I am typing this on June 17th as the rain gently taps a summer melody on the pavement outside the open window. It is humid and warm in spite of the rain. It is midsummer, almost.
Midsummer, time of the longest days and the shortest nights. Time of socializing on long summer nights and of celebrations. Time of change, too. The midsummer solstice has been celebrated in many cultures for many centuries. There were many reasons to celebrate, I am sure. But I am wondering about the reasons we may have now to celebrate this time of year.
For us here in Canada there are some clear outward reasons:
- We have made it through another winter, another spring.
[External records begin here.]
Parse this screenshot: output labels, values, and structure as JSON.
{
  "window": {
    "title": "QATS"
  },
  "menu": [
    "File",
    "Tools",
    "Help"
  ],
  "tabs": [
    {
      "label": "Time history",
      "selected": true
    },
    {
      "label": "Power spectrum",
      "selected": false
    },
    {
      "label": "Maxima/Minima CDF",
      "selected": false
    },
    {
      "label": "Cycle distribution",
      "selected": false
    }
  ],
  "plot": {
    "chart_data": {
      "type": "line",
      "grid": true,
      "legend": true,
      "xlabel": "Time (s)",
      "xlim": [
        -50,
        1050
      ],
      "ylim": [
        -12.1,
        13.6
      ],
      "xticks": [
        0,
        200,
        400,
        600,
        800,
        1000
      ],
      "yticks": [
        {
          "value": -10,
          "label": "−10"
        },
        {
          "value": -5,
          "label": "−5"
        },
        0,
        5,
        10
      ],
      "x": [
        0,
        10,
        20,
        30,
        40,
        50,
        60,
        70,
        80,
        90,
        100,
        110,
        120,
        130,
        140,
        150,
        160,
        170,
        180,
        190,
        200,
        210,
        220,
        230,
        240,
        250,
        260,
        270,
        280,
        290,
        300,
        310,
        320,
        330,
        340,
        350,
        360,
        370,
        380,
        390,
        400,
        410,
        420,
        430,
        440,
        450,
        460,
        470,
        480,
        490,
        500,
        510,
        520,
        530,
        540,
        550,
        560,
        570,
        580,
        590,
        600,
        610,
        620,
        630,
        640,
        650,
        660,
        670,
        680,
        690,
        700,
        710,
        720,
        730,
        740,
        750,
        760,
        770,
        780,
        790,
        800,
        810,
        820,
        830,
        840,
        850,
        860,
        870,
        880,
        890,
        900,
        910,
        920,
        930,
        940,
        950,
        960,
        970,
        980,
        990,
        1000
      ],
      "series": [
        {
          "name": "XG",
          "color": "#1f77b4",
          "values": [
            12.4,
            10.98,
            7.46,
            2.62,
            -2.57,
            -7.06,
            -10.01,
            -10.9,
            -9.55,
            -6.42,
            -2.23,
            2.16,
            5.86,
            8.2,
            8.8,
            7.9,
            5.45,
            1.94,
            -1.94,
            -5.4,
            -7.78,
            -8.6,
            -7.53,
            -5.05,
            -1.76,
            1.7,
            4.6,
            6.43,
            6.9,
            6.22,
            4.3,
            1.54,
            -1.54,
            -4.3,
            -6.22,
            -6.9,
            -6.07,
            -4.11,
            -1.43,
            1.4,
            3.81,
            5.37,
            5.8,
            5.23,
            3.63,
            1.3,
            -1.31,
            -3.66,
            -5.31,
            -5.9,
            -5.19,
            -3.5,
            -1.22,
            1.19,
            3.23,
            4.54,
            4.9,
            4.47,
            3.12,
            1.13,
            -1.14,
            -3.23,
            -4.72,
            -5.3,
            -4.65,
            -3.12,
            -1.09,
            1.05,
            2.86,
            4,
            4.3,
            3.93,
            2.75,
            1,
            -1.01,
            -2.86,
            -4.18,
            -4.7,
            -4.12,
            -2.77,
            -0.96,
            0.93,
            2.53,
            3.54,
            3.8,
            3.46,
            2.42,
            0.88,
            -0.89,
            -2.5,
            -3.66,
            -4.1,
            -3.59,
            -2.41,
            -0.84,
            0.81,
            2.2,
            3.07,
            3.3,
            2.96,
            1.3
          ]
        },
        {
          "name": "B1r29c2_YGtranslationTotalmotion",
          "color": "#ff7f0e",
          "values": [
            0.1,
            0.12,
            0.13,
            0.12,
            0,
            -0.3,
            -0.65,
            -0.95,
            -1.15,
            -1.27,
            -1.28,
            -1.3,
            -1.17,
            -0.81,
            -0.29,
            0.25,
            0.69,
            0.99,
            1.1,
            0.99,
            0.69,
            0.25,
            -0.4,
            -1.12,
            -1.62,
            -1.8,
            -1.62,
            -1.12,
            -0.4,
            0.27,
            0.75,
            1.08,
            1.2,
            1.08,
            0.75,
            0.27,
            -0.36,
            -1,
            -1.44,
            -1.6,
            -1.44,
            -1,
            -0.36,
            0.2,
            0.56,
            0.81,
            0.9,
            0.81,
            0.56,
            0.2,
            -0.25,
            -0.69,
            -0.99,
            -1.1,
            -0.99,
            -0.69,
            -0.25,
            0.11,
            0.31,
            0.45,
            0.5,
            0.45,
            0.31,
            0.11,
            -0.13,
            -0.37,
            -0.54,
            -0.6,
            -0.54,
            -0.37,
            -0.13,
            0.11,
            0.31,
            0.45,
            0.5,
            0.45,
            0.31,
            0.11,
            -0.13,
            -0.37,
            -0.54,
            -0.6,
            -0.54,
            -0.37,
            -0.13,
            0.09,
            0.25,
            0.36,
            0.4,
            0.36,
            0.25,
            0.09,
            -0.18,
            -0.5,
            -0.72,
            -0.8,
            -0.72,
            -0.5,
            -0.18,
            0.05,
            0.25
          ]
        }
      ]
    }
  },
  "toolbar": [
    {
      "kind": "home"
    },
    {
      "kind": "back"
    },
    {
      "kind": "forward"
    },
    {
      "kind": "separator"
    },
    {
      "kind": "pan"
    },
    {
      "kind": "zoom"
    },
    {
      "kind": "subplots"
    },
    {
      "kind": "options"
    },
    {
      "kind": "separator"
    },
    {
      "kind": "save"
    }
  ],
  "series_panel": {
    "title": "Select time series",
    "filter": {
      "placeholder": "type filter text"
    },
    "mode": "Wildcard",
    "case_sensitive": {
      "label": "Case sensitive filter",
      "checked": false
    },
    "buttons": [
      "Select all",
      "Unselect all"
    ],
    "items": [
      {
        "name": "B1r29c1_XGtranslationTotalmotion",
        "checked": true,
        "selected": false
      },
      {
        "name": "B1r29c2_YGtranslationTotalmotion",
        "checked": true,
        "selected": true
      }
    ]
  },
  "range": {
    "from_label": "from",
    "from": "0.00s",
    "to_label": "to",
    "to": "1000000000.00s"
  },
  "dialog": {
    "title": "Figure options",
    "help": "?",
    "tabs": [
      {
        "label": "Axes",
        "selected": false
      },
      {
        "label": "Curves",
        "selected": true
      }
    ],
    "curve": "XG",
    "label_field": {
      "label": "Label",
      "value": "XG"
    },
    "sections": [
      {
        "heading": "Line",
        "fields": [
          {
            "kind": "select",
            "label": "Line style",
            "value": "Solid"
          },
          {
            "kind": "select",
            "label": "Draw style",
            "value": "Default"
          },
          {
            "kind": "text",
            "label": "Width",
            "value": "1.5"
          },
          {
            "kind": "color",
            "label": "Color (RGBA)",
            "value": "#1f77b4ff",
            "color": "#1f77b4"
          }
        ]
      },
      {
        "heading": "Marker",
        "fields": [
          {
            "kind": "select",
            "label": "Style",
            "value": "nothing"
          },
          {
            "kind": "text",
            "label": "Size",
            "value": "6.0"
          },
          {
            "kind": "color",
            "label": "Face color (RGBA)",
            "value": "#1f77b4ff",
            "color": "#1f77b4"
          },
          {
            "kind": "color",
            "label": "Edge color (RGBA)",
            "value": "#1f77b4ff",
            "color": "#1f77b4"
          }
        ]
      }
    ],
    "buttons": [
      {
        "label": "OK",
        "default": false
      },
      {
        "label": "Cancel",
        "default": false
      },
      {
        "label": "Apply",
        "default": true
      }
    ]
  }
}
Summer is here for a short and yet often very intensive time.
- For children and their parents this is the time of summer holidays: families spend more time together, outdoor activities offer opportunities to bond over fun activities, and often the annual vacation falls into these few months.
- Summer brings the opportunity to do all those outside chores that we have been thinking about for the last few months.
- Summer also allows us to connect to nature again through outdoor activities like hiking and swimming, kayaking and biking, camping and gardening, or simply lying in the grass and watching clouds go by.
Summer draws us out of the house and out of our shells. We reconnect with friends over ice cream or coffee. Gatherings are easier when they are done in the yard and sunshine and warmth lift the spirits of most people. Like nature, we seem to expand with the summer sun.
But Midsummer is a time of change. It is the moment when the days start getting shorter again. Sunshine and warmth will be with us for two or three or even four more months; but the long summer nights are slowly getting shorter.
With that comes a change in quality of Mother Nature’s costume. Where in spring and early summer she dressed in lavish colours, a hundred hues of green, and outrageous gowns of flowers, she now begins to tone down her apparel. The greens seem to melt into a small handful of colours: dark green, silver green, deep green. The flowers become fewer, but slowly fruits and vegetables begin to add colour to her dress: the reds of apples and cherries, the blues of plums and blueberries, the yellows of peaches and corn.
Life, like Mother Nature, slows down in the hot and lazy days of deep summer following the summer solstice. Things that have been started earlier in the year are now ripening. Life isn’t as hurried but it goes deeper in a way. Yet, the depth is different from the depth of winter; it lacks the intensity, the life-changing plunge into our own darkness.
The depth of summer is a depth of relationships and connections, of letting things come to fruition, of allowing time for life. If winter pulls us inward, summer pulls us out: out into the world, out into our communities, out into our lives. Until fall we have the chance to deepen those relationships, fall ever more comfortably into them, foster them with ease. If we succeed, we will have help with our harvest and preparations in fall, and support and loving care throughout the darkness of winter.
The midsummer solstice reminds me of all this and so it is, too me, the celebration of friendship, relationships, belonging, ease of life, and joy of being. It is the celebration that reminds me to take life slower, be more appreciative of the small (and yet so big) gifts I am presented with every day: the sky above, clean water, lush trees, a safe home, loving friends, a healthy and working body, good food, fresh air. It is, in short, a celebration of life.
Happy Midsummer Solstice to you all,